===== Exercise material =====

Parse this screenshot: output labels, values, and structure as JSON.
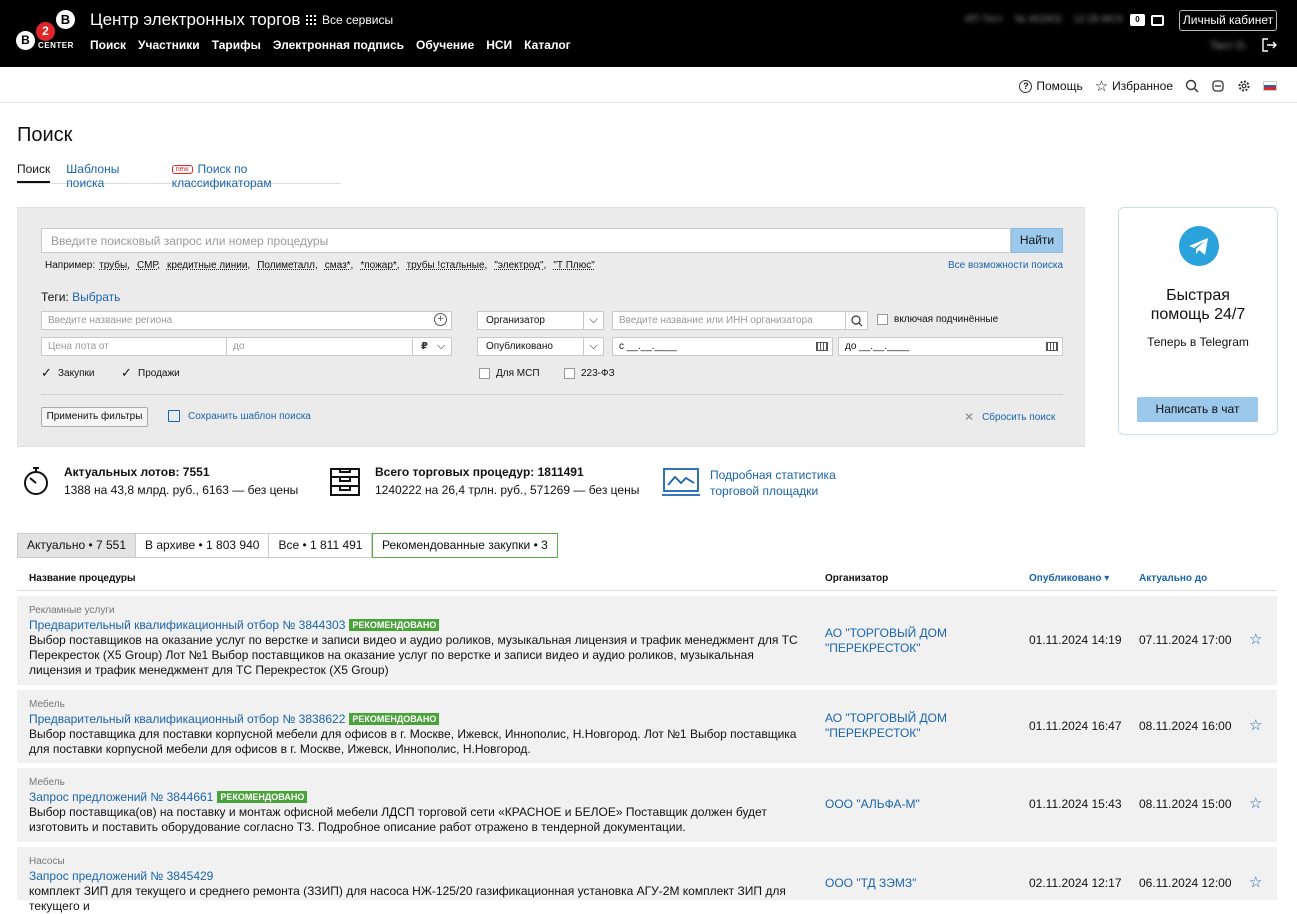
{
  "header": {
    "site_title": "Центр электронных торгов",
    "all_services": "Все сервисы",
    "nav": [
      "Поиск",
      "Участники",
      "Тарифы",
      "Электронная подпись",
      "Обучение",
      "НСИ",
      "Каталог"
    ],
    "user_blurred": [
      "ИП Тест",
      "№ 452902",
      "12:28 МСК"
    ],
    "messages_count": "0",
    "cabinet": "Личный кабинет",
    "user_name": "Тест О."
  },
  "utility": {
    "help": "Помощь",
    "favorites": "Избранное"
  },
  "page": {
    "title": "Поиск",
    "tabs": [
      {
        "label": "Поиск"
      },
      {
        "label": "Шаблоны поиска"
      },
      {
        "badge": "new",
        "label": "Поиск по классификаторам"
      }
    ]
  },
  "search": {
    "placeholder": "Введите поисковый запрос или номер процедуры",
    "button": "Найти",
    "examples_label": "Например:",
    "examples": [
      "трубы,",
      "СМР,",
      "кредитные линии,",
      "Полиметалл,",
      "смаз*,",
      "*пожар*,",
      "трубы !стальные,",
      "\"электрод\",",
      "\"Т Плюс\""
    ],
    "all_features": "Все возможности поиска",
    "tags_label": "Теги:",
    "tags_link": "Выбрать",
    "region_placeholder": "Введите название региона",
    "price_from": "Цена лота от",
    "price_to": "до",
    "currency": "₽",
    "purchases": "Закупки",
    "sales": "Продажи",
    "organizer_select": "Организатор",
    "organizer_placeholder": "Введите название или ИНН организатора",
    "include_sub": "включая подчинённые",
    "published_select": "Опубликовано",
    "date_from": "с   __.__.____",
    "date_to": "до   __.__.____",
    "msp": "Для МСП",
    "fz223": "223-ФЗ",
    "apply": "Применить фильтры",
    "save_template": "Сохранить шаблон поиска",
    "reset": "Сбросить поиск"
  },
  "help_card": {
    "title": "Быстрая помощь 24/7",
    "subtitle": "Теперь в Telegram",
    "button": "Написать в чат"
  },
  "stats": {
    "lots_title": "Актуальных лотов: 7551",
    "lots_sub": "1388 на 43,8 млрд. руб., 6163 — без цены",
    "procedures_title": "Всего торговых процедур: 1811491",
    "procedures_sub": "1240222 на 26,4 трлн. руб., 571269 — без цены",
    "stat_link_1": "Подробная статистика",
    "stat_link_2": "торговой площадки"
  },
  "result_tabs": {
    "actual": "Актуально • 7 551",
    "archive": "В архиве • 1 803 940",
    "all": "Все • 1 811 491",
    "recommended": "Рекомендованные закупки • 3"
  },
  "table": {
    "col_name": "Название процедуры",
    "col_org": "Организатор",
    "col_published": "Опубликовано ▾",
    "col_actual": "Актуально до",
    "rows": [
      {
        "category": "Рекламные услуги",
        "title": "Предварительный квалификационный отбор № 3844303",
        "badge": "РЕКОМЕНДОВАНО",
        "desc": "Выбор поставщиков на оказание услуг по верстке и записи видео и аудио роликов, музыкальная лицензия и трафик менеджмент для ТС Перекресток (X5 Group) Лот №1 Выбор поставщиков на оказание услуг по верстке и записи видео и аудио роликов, музыкальная лицензия и трафик менеджмент для ТС Перекресток (X5 Group)",
        "org": "АО \"ТОРГОВЫЙ ДОМ \"ПЕРЕКРЕСТОК\"",
        "published": "01.11.2024 14:19",
        "actual": "07.11.2024 17:00"
      },
      {
        "category": "Мебель",
        "title": "Предварительный квалификационный отбор № 3838622",
        "badge": "РЕКОМЕНДОВАНО",
        "desc": "Выбор поставщика для поставки корпусной мебели для офисов в г. Москве, Ижевск, Иннополис, Н.Новгород. Лот №1 Выбор поставщика для поставки корпусной мебели для офисов в г. Москве, Ижевск, Иннополис, Н.Новгород.",
        "org": "АО \"ТОРГОВЫЙ ДОМ \"ПЕРЕКРЕСТОК\"",
        "published": "01.11.2024 16:47",
        "actual": "08.11.2024 16:00"
      },
      {
        "category": "Мебель",
        "title": "Запрос предложений № 3844661",
        "badge": "РЕКОМЕНДОВАНО",
        "desc": "Выбор поставщика(ов) на поставку и монтаж офисной мебели ЛДСП торговой сети «КРАСНОЕ и БЕЛОЕ» Поставщик должен будет изготовить и поставить оборудование согласно ТЗ. Подробное описание работ отражено в тендерной документации.",
        "org": "ООО \"АЛЬФА-М\"",
        "published": "01.11.2024 15:43",
        "actual": "08.11.2024 15:00"
      },
      {
        "category": "Насосы",
        "title": "Запрос предложений № 3845429",
        "badge": "",
        "desc": "комплект ЗИП для текущего и среднего ремонта (ЗЗИП) для насоса НЖ-125/20 газификационная установка АГУ-2М комплект ЗИП для текущего и",
        "org": "ООО \"ТД ЗЭМЗ\"",
        "published": "02.11.2024 12:17",
        "actual": "06.11.2024 12:00"
      }
    ]
  },
  "colors": {
    "accent": "#1a64ad",
    "recommended": "#4aa33a",
    "button": "#9cc8ec",
    "header": "#000000"
  }
}
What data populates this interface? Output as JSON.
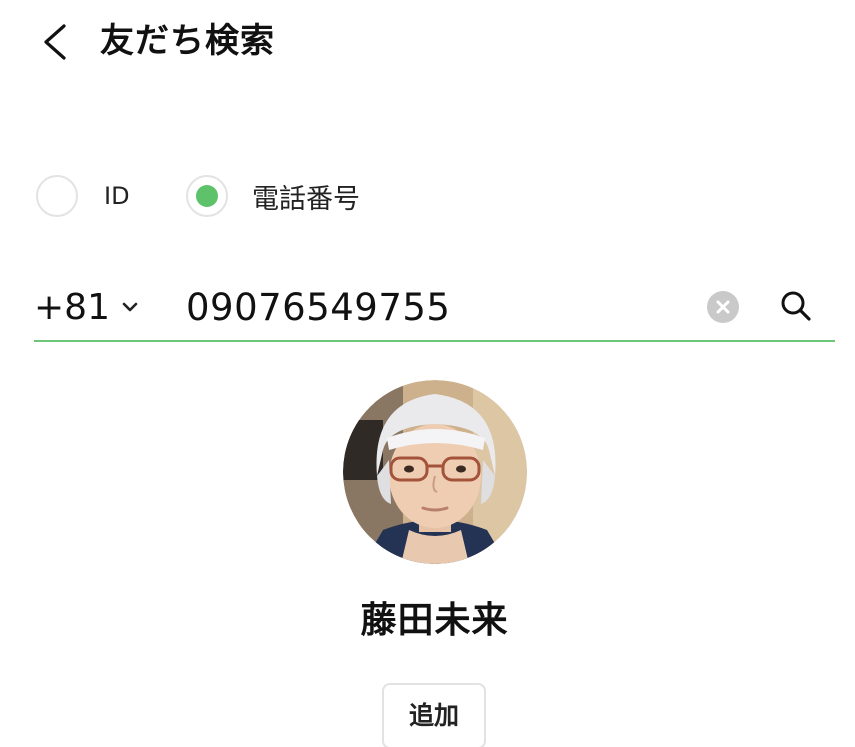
{
  "header": {
    "title": "友だち検索"
  },
  "search_type": {
    "options": [
      {
        "label": "ID",
        "selected": false
      },
      {
        "label": "電話番号",
        "selected": true
      }
    ]
  },
  "phone_search": {
    "country_code": "+81",
    "value": "09076549755"
  },
  "result": {
    "name": "藤田未来",
    "add_label": "追加"
  },
  "colors": {
    "accent": "#5ec26a",
    "underline": "#6cc779"
  }
}
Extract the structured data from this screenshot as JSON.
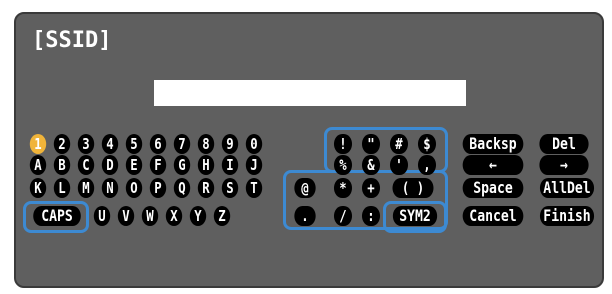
{
  "title": "[SSID]",
  "input": {
    "value": ""
  },
  "colors": {
    "panel": "#5f5f5f",
    "key": "#000000",
    "selected": "#f0b43a",
    "highlight": "#3d8ad2"
  },
  "keys": {
    "row1": [
      "1",
      "2",
      "3",
      "4",
      "5",
      "6",
      "7",
      "8",
      "9",
      "0"
    ],
    "row2": [
      "A",
      "B",
      "C",
      "D",
      "E",
      "F",
      "G",
      "H",
      "I",
      "J"
    ],
    "row3": [
      "K",
      "L",
      "M",
      "N",
      "O",
      "P",
      "Q",
      "R",
      "S",
      "T"
    ],
    "row4": [
      "U",
      "V",
      "W",
      "X",
      "Y",
      "Z"
    ],
    "sym1": [
      "!",
      "\"",
      "#",
      "$"
    ],
    "sym2": [
      "%",
      "&",
      "'",
      ","
    ],
    "sym3": [
      "@",
      "*",
      "+",
      "( )"
    ],
    "sym4": [
      ".",
      "/",
      ":"
    ],
    "caps": "CAPS",
    "sym_toggle": "SYM2",
    "backspace": "Backsp",
    "delete": "Del",
    "left_arrow": "←",
    "right_arrow": "→",
    "space": "Space",
    "alldel": "AllDel",
    "cancel": "Cancel",
    "finish": "Finish"
  }
}
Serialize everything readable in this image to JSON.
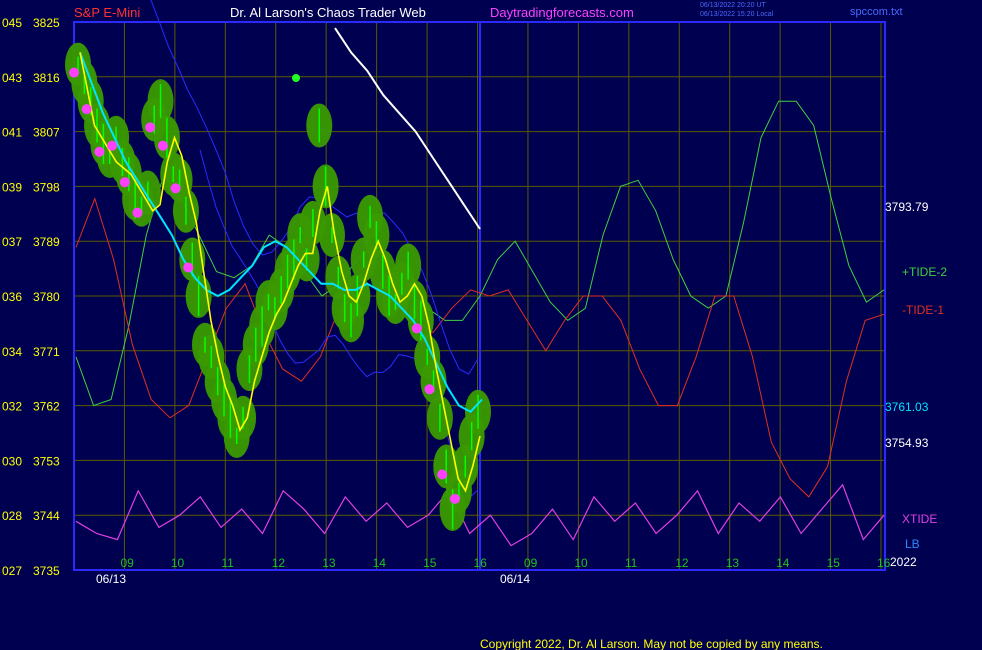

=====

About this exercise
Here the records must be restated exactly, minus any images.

Task result
Parse this screenshot: output labels, values, and structure as JSON.
{
  "header": {
    "site_title": "Центр электронных торгов",
    "all_services": "Все сервисы",
    "nav": [
      "Поиск",
      "Участники",
      "Тарифы",
      "Электронная подпись",
      "Обучение",
      "НСИ",
      "Каталог"
    ],
    "user_blurred": [
      "ИП Тест",
      "№ 452902",
      "12:28 МСК"
    ],
    "messages_count": "0",
    "cabinet": "Личный кабинет",
    "user_name": "Тест О."
  },
  "utility": {
    "help": "Помощь",
    "favorites": "Избранное"
  },
  "page": {
    "title": "Поиск",
    "tabs": [
      {
        "label": "Поиск"
      },
      {
        "label": "Шаблоны поиска"
      },
      {
        "badge": "new",
        "label": "Поиск по классификаторам"
      }
    ]
  },
  "search": {
    "placeholder": "Введите поисковый запрос или номер процедуры",
    "button": "Найти",
    "examples_label": "Например:",
    "examples": [
      "трубы,",
      "СМР,",
      "кредитные линии,",
      "Полиметалл,",
      "смаз*,",
      "*пожар*,",
      "трубы !стальные,",
      "\"электрод\",",
      "\"Т Плюс\""
    ],
    "all_features": "Все возможности поиска",
    "tags_label": "Теги:",
    "tags_link": "Выбрать",
    "region_placeholder": "Введите название региона",
    "price_from": "Цена лота от",
    "price_to": "до",
    "currency": "₽",
    "purchases": "Закупки",
    "sales": "Продажи",
    "organizer_select": "Организатор",
    "organizer_placeholder": "Введите название или ИНН организатора",
    "include_sub": "включая подчинённые",
    "published_select": "Опубликовано",
    "date_from": "с   __.__.____",
    "date_to": "до   __.__.____",
    "msp": "Для МСП",
    "fz223": "223-ФЗ",
    "apply": "Применить фильтры",
    "save_template": "Сохранить шаблон поиска",
    "reset": "Сбросить поиск"
  },
  "help_card": {
    "title": "Быстрая помощь 24/7",
    "subtitle": "Теперь в Telegram",
    "button": "Написать в чат"
  },
  "stats": {
    "lots_title": "Актуальных лотов: 7551",
    "lots_sub": "1388 на 43,8 млрд. руб., 6163 — без цены",
    "procedures_title": "Всего торговых процедур: 1811491",
    "procedures_sub": "1240222 на 26,4 трлн. руб., 571269 — без цены",
    "stat_link_1": "Подробная статистика",
    "stat_link_2": "торговой площадки"
  },
  "result_tabs": {
    "actual": "Актуально • 7 551",
    "archive": "В архиве • 1 803 940",
    "all": "Все • 1 811 491",
    "recommended": "Рекомендованные закупки • 3"
  },
  "table": {
    "col_name": "Название процедуры",
    "col_org": "Организатор",
    "col_published": "Опубликовано ▾",
    "col_actual": "Актуально до",
    "rows": [
      {
        "category": "Рекламные услуги",
        "title": "Предварительный квалификационный отбор № 3844303",
        "badge": "РЕКОМЕНДОВАНО",
        "desc": "Выбор поставщиков на оказание услуг по верстке и записи видео и аудио роликов, музыкальная лицензия и трафик менеджмент для ТС Перекресток (X5 Group) Лот №1 Выбор поставщиков на оказание услуг по верстке и записи видео и аудио роликов, музыкальная лицензия и трафик менеджмент для ТС Перекресток (X5 Group)",
        "org": "АО \"ТОРГОВЫЙ ДОМ \"ПЕРЕКРЕСТОК\"",
        "published": "01.11.2024 14:19",
        "actual": "07.11.2024 17:00"
      },
      {
        "category": "Мебель",
        "title": "Предварительный квалификационный отбор № 3838622",
        "badge": "РЕКОМЕНДОВАНО",
        "desc": "Выбор поставщика для поставки корпусной мебели для офисов в г. Москве, Ижевск, Иннополис, Н.Новгород. Лот №1 Выбор поставщика для поставки корпусной мебели для офисов в г. Москве, Ижевск, Иннополис, Н.Новгород.",
        "org": "АО \"ТОРГОВЫЙ ДОМ \"ПЕРЕКРЕСТОК\"",
        "published": "01.11.2024 16:47",
        "actual": "08.11.2024 16:00"
      },
      {
        "category": "Мебель",
        "title": "Запрос предложений № 3844661",
        "badge": "РЕКОМЕНДОВАНО",
        "desc": "Выбор поставщика(ов) на поставку и монтаж офисной мебели ЛДСП торговой сети «КРАСНОЕ и БЕЛОЕ» Поставщик должен будет изготовить и поставить оборудование согласно ТЗ. Подробное описание работ отражено в тендерной документации.",
        "org": "ООО \"АЛЬФА-М\"",
        "published": "01.11.2024 15:43",
        "actual": "08.11.2024 15:00"
      },
      {
        "category": "Насосы",
        "title": "Запрос предложений № 3845429",
        "badge": "",
        "desc": "комплект ЗИП для текущего и среднего ремонта (ЗЗИП) для насоса НЖ-125/20 газификационная установка АГУ-2М комплект ЗИП для текущего и",
        "org": "ООО \"ТД ЗЭМЗ\"",
        "published": "02.11.2024 12:17",
        "actual": "06.11.2024 12:00"
      }
    ]
  },
  "colors": {
    "accent": "#1a64ad",
    "recommended": "#4aa33a",
    "button": "#9cc8ec",
    "header": "#000000"
  }
}
What data populates this interface? Output as JSON.
{
  "header": {
    "title": "友だち検索"
  },
  "search_type": {
    "options": [
      {
        "label": "ID",
        "selected": false
      },
      {
        "label": "電話番号",
        "selected": true
      }
    ]
  },
  "phone_search": {
    "country_code": "+81",
    "value": "09076549755"
  },
  "result": {
    "name": "藤田未来",
    "add_label": "追加"
  },
  "colors": {
    "accent": "#5ec26a",
    "underline": "#6cc779"
  }
}
Extract the structured data from this screenshot as JSON.
{
  "title": "[SSID]",
  "input": {
    "value": ""
  },
  "colors": {
    "panel": "#5f5f5f",
    "key": "#000000",
    "selected": "#f0b43a",
    "highlight": "#3d8ad2"
  },
  "keys": {
    "row1": [
      "1",
      "2",
      "3",
      "4",
      "5",
      "6",
      "7",
      "8",
      "9",
      "0"
    ],
    "row2": [
      "A",
      "B",
      "C",
      "D",
      "E",
      "F",
      "G",
      "H",
      "I",
      "J"
    ],
    "row3": [
      "K",
      "L",
      "M",
      "N",
      "O",
      "P",
      "Q",
      "R",
      "S",
      "T"
    ],
    "row4": [
      "U",
      "V",
      "W",
      "X",
      "Y",
      "Z"
    ],
    "sym1": [
      "!",
      "\"",
      "#",
      "$"
    ],
    "sym2": [
      "%",
      "&",
      "'",
      ","
    ],
    "sym3": [
      "@",
      "*",
      "+",
      "( )"
    ],
    "sym4": [
      ".",
      "/",
      ":"
    ],
    "caps": "CAPS",
    "sym_toggle": "SYM2",
    "backspace": "Backsp",
    "delete": "Del",
    "left_arrow": "←",
    "right_arrow": "→",
    "space": "Space",
    "alldel": "AllDel",
    "cancel": "Cancel",
    "finish": "Finish"
  }
}
Serialize everything readable in this image to JSON.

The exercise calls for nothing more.